It was at this point in time that I started to loose respect for cops and how they were able to take advantage of people at these times. They got rewarded for sneaking in people that wouldn’t normally be allowed to visit my brother. Katie had persistence and continued on despite all the adversity going on ll around her.
I think the event took all the spring out of my mother. I was her companion on the train trips to Brooklyn but was put on a short leash for the time being. When I made big time, my second year was started by taking the Lexington Avenue Express to the Bronx and attend school at the main campus.
My brother’s day in court came and went uneventful. His lawyer, a female lawyer, got my brother off and even got his file returned to him. He was fortunate to be 15 at the time. It was time for Marty to have some fun on the streets of Yorkville. I was smitten with a little German girl from 78th Street. I think I got her a small present for her birthday and Katie found it in the apartment and wondered if it was for her. Talk about an embarrassing moment.
Well, with the advent of my little girl friend on 78th Street, it didn’t take long for the school work to pay a price. If I remember, I had about six classes on which I was graded and wasn’t doing to good on four of them. And guess who came to the rescue, Katie.
I’m sitting quietly in my seat near the end of classes at the main branch and waiting for the school buzzer to ring for the end of classes and I’d be out for the weekend. Just then, an announcement came over the loud speaker with some small talk and then an announcement that a Martin Dougherty report to the Fr. Healy, Dean of Studies, immediately after school.
It was Friday, and I was anxious to get home for the weekend and I raced down to Fr. Healy’s office in an effort to save the weekend. I was Fr Healy and got his attention right away and he told me to take a seat in the classroom across the hall. The waiting began. I checked the watch and it was 2:45 PM, then it was 3:15 Pm and then 4:00 PM and Fr. Healy returned to his office and called me in and invited me to sit down.
He tells me that he understands that I was interested in a transfer to a city school, Central Commercial. I told Fr Healy that I was not interested in a transfer and said that I was happy here. I got the impression that he was visited by my mother, Katie, whom informed him of a little German girl from this other school and the reason for my bad grades. It was then that I found out how girls can be cruel to each other and I was going to pay a price for the gift for that other woman.
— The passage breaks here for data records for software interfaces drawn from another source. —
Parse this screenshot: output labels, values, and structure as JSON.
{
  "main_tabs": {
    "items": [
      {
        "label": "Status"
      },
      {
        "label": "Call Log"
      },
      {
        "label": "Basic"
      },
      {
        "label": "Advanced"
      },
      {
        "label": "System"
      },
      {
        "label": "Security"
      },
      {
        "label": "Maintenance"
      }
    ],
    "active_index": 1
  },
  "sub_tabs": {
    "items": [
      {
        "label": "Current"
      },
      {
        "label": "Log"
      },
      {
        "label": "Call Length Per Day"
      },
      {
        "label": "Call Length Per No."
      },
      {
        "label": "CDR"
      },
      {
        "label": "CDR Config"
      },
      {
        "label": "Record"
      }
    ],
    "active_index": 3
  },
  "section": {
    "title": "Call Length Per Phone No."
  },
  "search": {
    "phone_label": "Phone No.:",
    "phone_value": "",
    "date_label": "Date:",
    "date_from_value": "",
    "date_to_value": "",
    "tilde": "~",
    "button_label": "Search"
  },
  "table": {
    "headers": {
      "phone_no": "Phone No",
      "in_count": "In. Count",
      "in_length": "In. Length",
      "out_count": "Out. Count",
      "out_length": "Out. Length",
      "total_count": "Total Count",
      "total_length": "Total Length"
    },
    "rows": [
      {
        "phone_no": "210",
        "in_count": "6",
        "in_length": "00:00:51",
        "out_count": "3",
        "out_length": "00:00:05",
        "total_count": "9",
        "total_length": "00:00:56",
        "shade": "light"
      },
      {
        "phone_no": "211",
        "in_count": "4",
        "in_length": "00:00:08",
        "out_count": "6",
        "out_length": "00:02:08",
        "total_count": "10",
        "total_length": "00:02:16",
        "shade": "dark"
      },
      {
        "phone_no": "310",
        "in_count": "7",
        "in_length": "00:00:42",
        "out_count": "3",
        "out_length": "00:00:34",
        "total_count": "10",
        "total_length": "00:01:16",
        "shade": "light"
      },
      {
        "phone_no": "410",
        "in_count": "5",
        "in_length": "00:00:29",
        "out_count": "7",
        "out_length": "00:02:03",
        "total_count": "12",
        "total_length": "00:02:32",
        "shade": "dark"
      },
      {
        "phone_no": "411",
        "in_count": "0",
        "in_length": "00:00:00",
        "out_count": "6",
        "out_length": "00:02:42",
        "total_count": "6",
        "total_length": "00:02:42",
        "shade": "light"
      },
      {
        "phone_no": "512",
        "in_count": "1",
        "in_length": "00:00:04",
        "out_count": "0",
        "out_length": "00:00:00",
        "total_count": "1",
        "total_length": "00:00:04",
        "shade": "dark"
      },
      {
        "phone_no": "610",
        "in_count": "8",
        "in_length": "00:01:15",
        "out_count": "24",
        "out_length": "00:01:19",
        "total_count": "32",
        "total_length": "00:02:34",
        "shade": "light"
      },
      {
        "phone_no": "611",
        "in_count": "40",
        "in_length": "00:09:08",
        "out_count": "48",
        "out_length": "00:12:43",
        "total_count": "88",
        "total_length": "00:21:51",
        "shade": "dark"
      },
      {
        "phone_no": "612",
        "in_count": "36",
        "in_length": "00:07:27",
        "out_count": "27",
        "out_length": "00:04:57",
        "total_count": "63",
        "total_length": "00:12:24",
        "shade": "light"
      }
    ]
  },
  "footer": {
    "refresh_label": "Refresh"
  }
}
Fr. Healy informed me that since I couldn’t get my homework done at home that he would offer the services of the school for me to finish my studying, and only my studying, and that my written home work would have to be completed when I returned home each evening. So for the next marking period, I was to report each day to Fr Healy upon dismissal from school and into the classroom across the hall which seemed like a life time.
The next report card came out and I was put on regular dismissal with the rest of the students. My only other problem would be with Fr Jablonski and the wallet incident. Take a look at the face below…do you want to go up against it?
I have to finish this later…….to long to finish now.